Spain’s Socialist government has approved the re-introduction of a tax on the country’s wealthiest as part of efforts to tackle its budget deficit. The government had scrapped a previous wealth tax in 2008.
AP - Spain’s debt-laden Socialist government voted Friday to reintroduce a wealth tax it had suspended just three years ago, arguing now that it is only fair for richer people to chip in more in times of crisis. The Cabinet approved the new tax in a decree and it will go to Parliament next week.
The legislature dissolves later this month ahead of Nov. 20 general elections that will be dominated by an economy saddled with a 21 percent jobless rate, anemic growth after nearly two years of recession and debt woes which periodically prompt worries Spain might be the next euro zone country to need a bailout.
The new wealth tax - a levy on a person’s net worth - tweaks the old one so only the wealthiest Spaniards will pay. Critics insist however that Spain’s truly super-wealthy have their fortunes tucked away in special investment funds that are taxed rather gently.
The new wealth tax will be in effect just for 2011 and 2012, and will only tax people’s net worth above €700,000 ($963,000). That’s about seven times the earlier threshold.

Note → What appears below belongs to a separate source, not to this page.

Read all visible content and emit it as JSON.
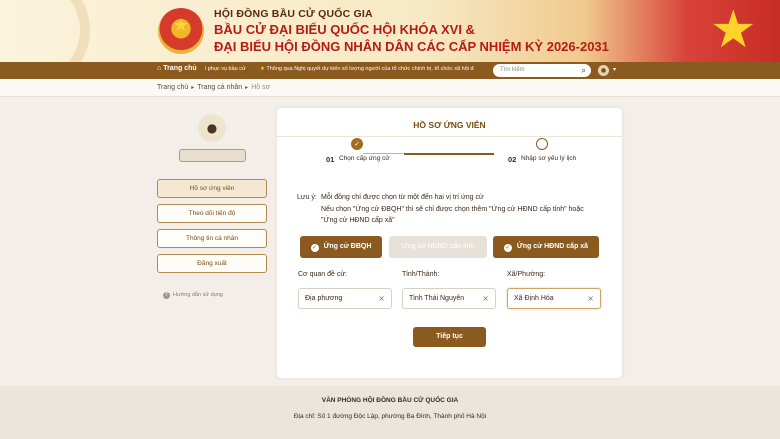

The government says only about 160,000 people will be affected.
The average yearly salary in Spain is about €20,000 ($27,520). “There are millions of Spaniards who would be delighted to have to pay this tax,” government spokesman Jose Blanco said after Friday’s Cabinet meeting. “This is a decisive moment for many Spaniards. Lots of people are looking for work. Lots of families are struggling.” He added: “It is only fair to spread the burden of the crisis.”

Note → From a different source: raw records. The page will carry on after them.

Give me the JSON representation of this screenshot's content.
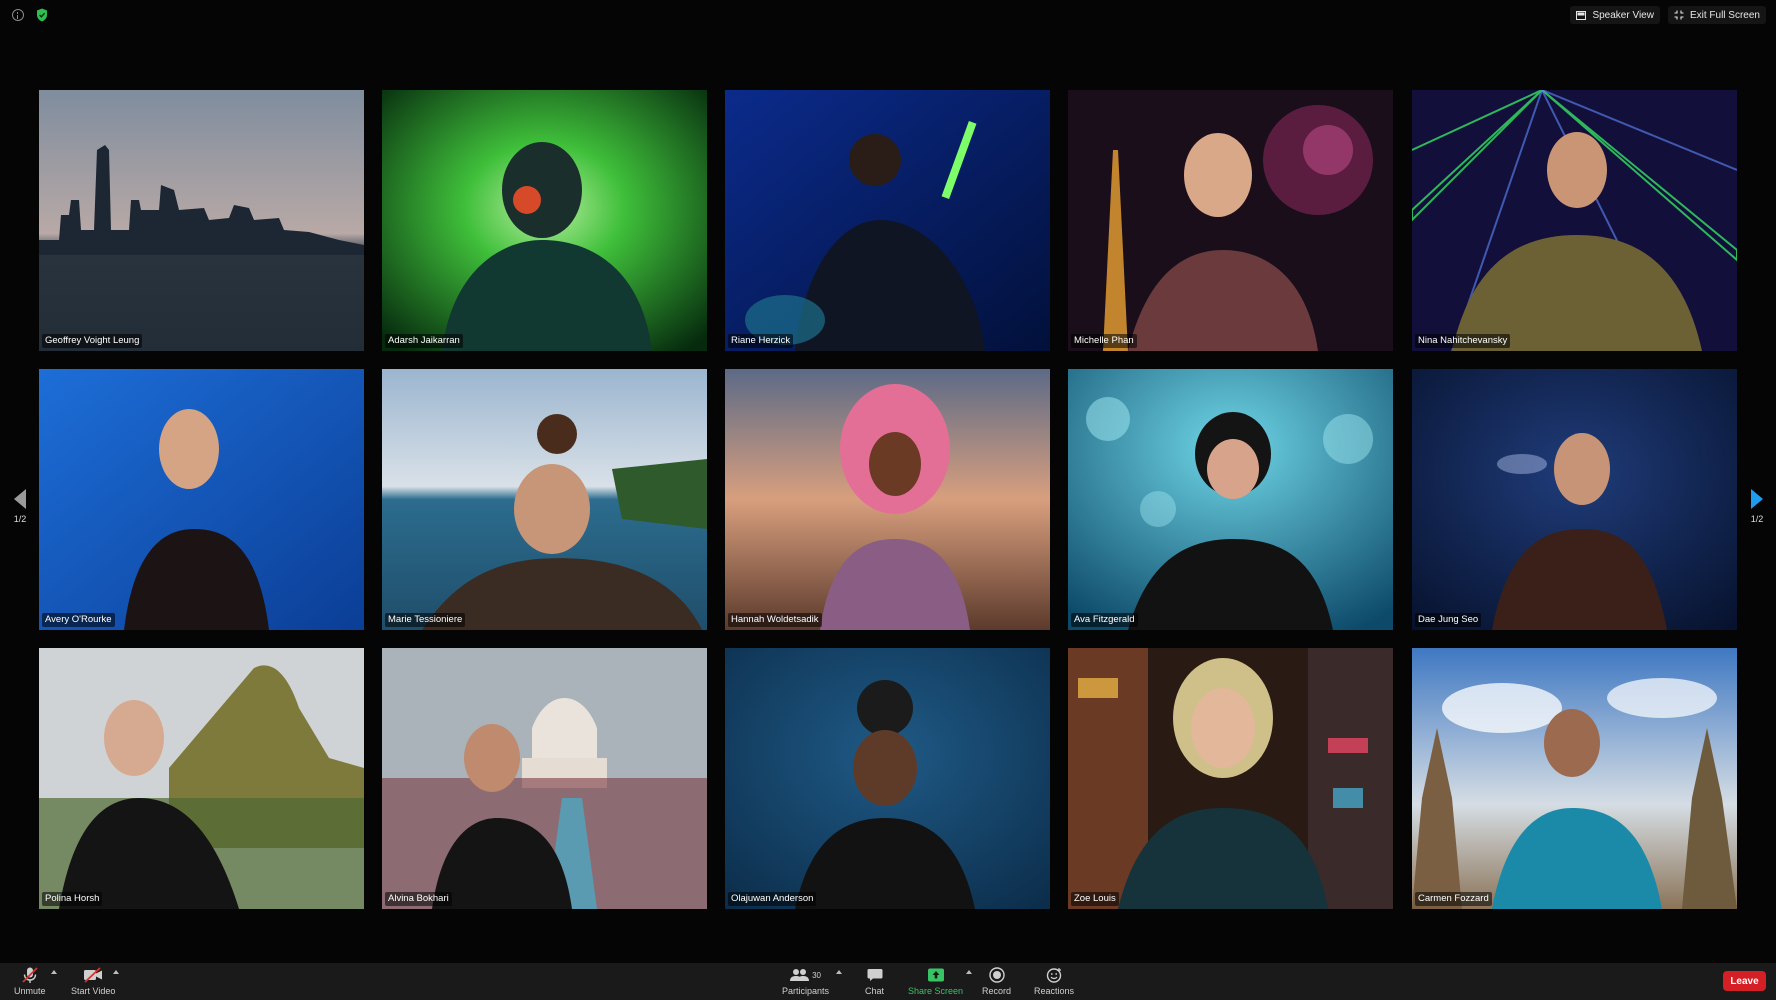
{
  "topbar": {
    "speaker_view_label": "Speaker View",
    "exit_full_screen_label": "Exit Full Screen"
  },
  "pagination": {
    "left_label": "1/2",
    "right_label": "1/2"
  },
  "participants": [
    {
      "name": "Geoffrey Voight Leung",
      "scene": "city-skyline"
    },
    {
      "name": "Adarsh Jaikarran",
      "scene": "green-light-streaks"
    },
    {
      "name": "Riane Herzick",
      "scene": "blue-neon-stage"
    },
    {
      "name": "Michelle Phan",
      "scene": "eiffel-fireworks"
    },
    {
      "name": "Nina Nahitchevansky",
      "scene": "laser-show"
    },
    {
      "name": "Avery O'Rourke",
      "scene": "blue-studio"
    },
    {
      "name": "Marie Tessioniere",
      "scene": "beach-coast"
    },
    {
      "name": "Hannah Woldetsadik",
      "scene": "sunset-fair"
    },
    {
      "name": "Ava Fitzgerald",
      "scene": "jellyfish-aquarium"
    },
    {
      "name": "Dae Jung Seo",
      "scene": "dark-blue-studio"
    },
    {
      "name": "Polina Horsh",
      "scene": "mountain-landscape"
    },
    {
      "name": "Alvina Bokhari",
      "scene": "taj-mahal"
    },
    {
      "name": "Olajuwan Anderson",
      "scene": "blue-backdrop"
    },
    {
      "name": "Zoe Louis",
      "scene": "neon-street"
    },
    {
      "name": "Carmen Fozzard",
      "scene": "ancient-ruins-sky"
    }
  ],
  "toolbar": {
    "unmute_label": "Unmute",
    "start_video_label": "Start Video",
    "participants_label": "Participants",
    "participants_count": "30",
    "chat_label": "Chat",
    "share_screen_label": "Share Screen",
    "record_label": "Record",
    "reactions_label": "Reactions",
    "leave_label": "Leave"
  },
  "colors": {
    "leave": "#d41f24",
    "share_screen": "#38c464",
    "nav_arrow_active": "#1e9cf0",
    "toolbar_bg": "#1a1a1a"
  }
}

Opposition parties have criticized the idea of reinstating the tax, arguing among other things it is a desperate bid by the government to appease leftist voters angry over austerity measures such as cuts in civil servant salaries, an extension of the retirement age and business-friendly labor market reforms.
Soraya Saenz de Santamaria, spokeswoman for the opposition center-right Popular Party, which is heavily favored to win the election, said Prime Minister Jose Luis Rodriguez Zapatero and his party are engaging in “political improvisation to keep their people happy.” Zapatero suspended the wealth tax in 2008 on grounds it hurt the middle-class disproportionately and in effect penalized people who saved their money, just as the global economic crisis was starting to bite deep in Spain.

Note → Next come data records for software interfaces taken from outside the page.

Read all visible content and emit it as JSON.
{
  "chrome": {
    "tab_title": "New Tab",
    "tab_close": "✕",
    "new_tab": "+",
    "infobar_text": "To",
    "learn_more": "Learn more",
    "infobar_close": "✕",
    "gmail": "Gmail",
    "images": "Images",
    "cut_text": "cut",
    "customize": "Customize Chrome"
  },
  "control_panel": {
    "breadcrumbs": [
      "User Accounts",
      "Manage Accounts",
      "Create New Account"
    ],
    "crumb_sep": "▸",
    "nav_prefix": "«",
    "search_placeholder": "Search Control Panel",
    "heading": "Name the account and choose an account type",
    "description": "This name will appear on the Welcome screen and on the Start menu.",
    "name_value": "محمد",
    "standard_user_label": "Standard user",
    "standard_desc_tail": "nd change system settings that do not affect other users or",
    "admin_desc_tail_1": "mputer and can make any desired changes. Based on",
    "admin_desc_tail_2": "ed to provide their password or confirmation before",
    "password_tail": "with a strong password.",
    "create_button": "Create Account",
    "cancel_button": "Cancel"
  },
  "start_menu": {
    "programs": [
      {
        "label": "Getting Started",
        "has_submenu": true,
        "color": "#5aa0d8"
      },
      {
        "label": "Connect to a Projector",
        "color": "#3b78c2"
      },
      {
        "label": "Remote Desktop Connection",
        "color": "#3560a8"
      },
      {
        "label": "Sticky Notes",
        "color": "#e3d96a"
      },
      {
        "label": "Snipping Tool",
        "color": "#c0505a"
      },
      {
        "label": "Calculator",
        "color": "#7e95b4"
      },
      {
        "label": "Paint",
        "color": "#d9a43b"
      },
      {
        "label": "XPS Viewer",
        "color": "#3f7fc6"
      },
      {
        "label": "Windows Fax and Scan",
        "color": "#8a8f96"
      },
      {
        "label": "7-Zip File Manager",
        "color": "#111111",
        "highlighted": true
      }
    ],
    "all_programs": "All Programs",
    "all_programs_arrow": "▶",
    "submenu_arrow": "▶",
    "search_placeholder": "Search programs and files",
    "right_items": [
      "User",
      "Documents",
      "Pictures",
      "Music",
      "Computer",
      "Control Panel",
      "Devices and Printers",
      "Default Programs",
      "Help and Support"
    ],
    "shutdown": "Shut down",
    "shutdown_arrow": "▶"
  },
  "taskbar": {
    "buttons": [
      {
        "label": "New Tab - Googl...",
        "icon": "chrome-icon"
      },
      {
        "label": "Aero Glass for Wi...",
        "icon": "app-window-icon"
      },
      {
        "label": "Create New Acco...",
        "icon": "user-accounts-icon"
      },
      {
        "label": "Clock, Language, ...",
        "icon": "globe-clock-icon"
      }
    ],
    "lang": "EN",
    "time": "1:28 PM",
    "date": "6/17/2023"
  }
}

Now the argument is to spread the pain of the crisis to the wealthier classes and bring in an extra €1.1 billion a year in badly needed revenue.
Date created : 2011-09-16